→ **Exercise brief**:
From the records below, take each line where the string "ffffff" shows up and copy it.

→ **Task inputs**:
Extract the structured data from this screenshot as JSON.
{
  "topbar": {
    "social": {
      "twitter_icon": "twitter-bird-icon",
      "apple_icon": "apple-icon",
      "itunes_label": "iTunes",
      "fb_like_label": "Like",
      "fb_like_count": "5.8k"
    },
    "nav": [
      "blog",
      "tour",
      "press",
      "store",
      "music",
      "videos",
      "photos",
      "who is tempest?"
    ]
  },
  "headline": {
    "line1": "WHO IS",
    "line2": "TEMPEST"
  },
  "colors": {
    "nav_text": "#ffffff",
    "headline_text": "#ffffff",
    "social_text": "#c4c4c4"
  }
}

→ **Exercise result**:
    "nav_text": "#ffffff",
    "headline_text": "#ffffff",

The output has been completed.